Ja, Mikael Bertelsen, den charmerende ankermand i DR2s fremragende kulturtalkshow Den 11. time. Hvad i alverden har han med den politiske situation i Danmark at gøre? Not much, men han er tilfældigvis gift med dagens hovedperson, Malou Aamund : der blev valgt ind i Folketinget på paroler a la “Tanken om at sidde fire år til med en VKO-regering, der på så mange områder er ude af trit med, hvad befolkningen gerne vil, og hvad samfundet har brug for, er ikke til at holde ud“. Selvsamme kvinde, der nu har foræret nøglen til den parlamentariske magt i Danmark til Pia Kjærsgaard. Jo, men det er da vel ikke Bertelsens ansvar? Muligvis ikke, men det bliver svært at se Bertelsens rare ansigt i tv fremover uden at tænke: “Okay, det er ham, der sad med hænderne i skødet, da hans kone sørgede for at Danmark atter blev et blokpolitisk land“. Strengt? Jamen, sådan er det.

Picks of the Week

The picks of the week from around the web.

  • Frank Rich: “The Billary Road to Republican Victory”. The New York Times‘ great op-ed columnist looks ahead at what a Hillary Clinton ticket for the presidency might mean for the presidential elections. An interesting corrective to the otherwise commonplace view that Hillary is the stronger candidate for the Democratic party.
  • Rolling Stone: “The Death of High Fidelity”. Great article about the challenges posed to high-fidelity sound recording by the new digital formats.
  • That insane Tom Cruise indoctrination video. If you haven’t yet seen this thing, hop to it! Tom Cruise in all his glory. A great character study.
  • A Healthy Serving of Comics History

    eccoci.jpgComics writer and historian Alfredo Castelli has a late Christmas present for us all — the entirety (704 pages!) of his annotated bibliography on the early American newspaper strip, Eccoci ancora qui (“Here We Are Again”) is now available online in PDF format!
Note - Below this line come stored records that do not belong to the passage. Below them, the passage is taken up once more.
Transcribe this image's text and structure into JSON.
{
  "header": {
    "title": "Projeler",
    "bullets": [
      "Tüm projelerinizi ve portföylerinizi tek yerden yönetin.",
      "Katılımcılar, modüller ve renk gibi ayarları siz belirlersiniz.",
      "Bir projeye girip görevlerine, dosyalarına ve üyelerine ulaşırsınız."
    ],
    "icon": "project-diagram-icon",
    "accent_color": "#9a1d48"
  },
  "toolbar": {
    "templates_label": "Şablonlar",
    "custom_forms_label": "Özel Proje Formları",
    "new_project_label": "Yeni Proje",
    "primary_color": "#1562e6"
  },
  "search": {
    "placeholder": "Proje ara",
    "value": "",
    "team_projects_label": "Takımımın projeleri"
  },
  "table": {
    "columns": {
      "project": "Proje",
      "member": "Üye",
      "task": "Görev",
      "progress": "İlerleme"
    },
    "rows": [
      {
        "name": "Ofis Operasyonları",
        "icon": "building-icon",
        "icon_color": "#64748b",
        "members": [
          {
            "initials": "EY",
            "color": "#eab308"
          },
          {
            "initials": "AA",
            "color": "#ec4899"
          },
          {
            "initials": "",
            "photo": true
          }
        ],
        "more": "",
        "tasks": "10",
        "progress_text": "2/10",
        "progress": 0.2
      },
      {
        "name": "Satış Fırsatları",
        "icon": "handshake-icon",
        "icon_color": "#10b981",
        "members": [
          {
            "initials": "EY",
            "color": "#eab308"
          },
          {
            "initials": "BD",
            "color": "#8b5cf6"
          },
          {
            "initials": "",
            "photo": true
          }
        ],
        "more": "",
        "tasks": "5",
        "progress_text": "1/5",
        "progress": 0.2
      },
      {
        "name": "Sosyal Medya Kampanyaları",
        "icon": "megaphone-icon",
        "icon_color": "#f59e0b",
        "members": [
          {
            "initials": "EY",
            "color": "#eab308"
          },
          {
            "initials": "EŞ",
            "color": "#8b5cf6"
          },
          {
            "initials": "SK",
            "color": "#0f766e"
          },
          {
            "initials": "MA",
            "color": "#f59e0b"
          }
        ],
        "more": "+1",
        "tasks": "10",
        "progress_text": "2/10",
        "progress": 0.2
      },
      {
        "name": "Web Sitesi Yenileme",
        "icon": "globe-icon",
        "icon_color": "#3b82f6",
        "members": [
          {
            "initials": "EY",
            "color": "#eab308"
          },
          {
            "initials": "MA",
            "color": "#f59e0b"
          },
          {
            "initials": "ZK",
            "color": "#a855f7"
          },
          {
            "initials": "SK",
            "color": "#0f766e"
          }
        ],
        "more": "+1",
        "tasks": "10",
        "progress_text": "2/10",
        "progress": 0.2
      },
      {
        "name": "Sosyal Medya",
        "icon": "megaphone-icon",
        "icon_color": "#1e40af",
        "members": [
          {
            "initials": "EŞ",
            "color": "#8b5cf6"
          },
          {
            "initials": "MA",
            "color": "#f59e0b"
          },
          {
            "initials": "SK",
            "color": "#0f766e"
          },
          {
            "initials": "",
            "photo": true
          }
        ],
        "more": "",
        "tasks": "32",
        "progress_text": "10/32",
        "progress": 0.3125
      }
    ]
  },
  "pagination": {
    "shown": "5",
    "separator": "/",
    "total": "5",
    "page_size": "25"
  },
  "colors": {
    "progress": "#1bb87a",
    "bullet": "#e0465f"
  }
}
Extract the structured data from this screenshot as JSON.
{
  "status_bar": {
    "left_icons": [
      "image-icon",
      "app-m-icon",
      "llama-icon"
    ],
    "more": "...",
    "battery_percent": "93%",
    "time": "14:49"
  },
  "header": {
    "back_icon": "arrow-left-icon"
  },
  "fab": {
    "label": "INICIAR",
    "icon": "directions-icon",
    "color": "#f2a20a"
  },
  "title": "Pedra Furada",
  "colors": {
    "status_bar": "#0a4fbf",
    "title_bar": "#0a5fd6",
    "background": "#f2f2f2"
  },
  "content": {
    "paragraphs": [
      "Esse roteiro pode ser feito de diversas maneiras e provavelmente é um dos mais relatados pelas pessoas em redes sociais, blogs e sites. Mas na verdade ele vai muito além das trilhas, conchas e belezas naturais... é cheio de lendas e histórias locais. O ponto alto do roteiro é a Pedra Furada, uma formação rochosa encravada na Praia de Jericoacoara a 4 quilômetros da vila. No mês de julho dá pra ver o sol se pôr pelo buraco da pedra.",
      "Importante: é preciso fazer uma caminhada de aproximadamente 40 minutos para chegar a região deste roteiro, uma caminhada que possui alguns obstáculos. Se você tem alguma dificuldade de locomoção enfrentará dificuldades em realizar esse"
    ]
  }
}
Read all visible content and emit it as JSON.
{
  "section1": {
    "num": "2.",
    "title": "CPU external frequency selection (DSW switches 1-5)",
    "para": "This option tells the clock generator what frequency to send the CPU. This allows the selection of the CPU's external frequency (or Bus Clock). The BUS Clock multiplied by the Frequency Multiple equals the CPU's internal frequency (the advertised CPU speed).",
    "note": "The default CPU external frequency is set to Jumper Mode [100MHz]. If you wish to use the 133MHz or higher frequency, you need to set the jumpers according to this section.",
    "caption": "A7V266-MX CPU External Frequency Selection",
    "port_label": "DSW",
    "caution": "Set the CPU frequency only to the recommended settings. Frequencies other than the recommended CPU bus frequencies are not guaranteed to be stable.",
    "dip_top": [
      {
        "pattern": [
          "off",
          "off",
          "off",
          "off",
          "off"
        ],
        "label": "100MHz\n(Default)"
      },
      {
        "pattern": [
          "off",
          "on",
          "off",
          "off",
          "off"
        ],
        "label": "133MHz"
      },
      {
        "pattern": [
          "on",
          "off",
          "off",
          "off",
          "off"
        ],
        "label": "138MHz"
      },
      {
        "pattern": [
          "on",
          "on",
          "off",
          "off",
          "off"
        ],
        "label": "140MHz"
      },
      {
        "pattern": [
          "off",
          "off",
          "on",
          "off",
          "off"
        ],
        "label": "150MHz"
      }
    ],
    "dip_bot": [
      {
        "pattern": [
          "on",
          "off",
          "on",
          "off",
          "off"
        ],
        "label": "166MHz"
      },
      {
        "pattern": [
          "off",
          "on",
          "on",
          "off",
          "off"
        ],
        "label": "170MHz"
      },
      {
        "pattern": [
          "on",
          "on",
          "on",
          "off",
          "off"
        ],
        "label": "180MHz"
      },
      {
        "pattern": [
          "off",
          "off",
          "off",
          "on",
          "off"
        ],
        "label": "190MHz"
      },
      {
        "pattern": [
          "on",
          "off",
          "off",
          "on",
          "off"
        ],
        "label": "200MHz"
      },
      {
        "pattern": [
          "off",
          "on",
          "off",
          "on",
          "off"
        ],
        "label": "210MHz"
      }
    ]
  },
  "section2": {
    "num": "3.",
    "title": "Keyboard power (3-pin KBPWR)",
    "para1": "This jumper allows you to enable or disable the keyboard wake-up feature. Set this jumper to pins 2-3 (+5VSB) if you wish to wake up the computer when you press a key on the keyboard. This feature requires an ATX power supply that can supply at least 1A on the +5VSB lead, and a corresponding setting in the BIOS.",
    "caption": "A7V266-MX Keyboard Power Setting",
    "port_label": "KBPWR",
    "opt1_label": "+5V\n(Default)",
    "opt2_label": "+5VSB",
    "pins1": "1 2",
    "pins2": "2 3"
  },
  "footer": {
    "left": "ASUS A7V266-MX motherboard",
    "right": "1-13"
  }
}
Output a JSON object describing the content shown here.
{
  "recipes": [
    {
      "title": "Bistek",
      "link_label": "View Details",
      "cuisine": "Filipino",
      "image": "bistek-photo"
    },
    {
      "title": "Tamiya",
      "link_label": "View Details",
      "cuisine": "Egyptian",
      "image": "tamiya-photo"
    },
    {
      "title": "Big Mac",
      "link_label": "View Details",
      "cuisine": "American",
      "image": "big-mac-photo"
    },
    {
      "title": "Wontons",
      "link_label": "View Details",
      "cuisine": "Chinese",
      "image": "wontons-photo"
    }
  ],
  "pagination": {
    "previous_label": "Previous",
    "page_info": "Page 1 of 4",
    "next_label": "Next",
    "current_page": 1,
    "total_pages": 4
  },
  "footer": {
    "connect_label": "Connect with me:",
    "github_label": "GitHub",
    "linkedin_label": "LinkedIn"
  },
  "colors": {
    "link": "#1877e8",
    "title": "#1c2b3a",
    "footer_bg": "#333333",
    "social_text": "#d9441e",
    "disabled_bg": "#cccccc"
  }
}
Meticulously researched and chock-full of rarely-seen images, this is a must for everyone interested in the period, even if you don’t read Italian.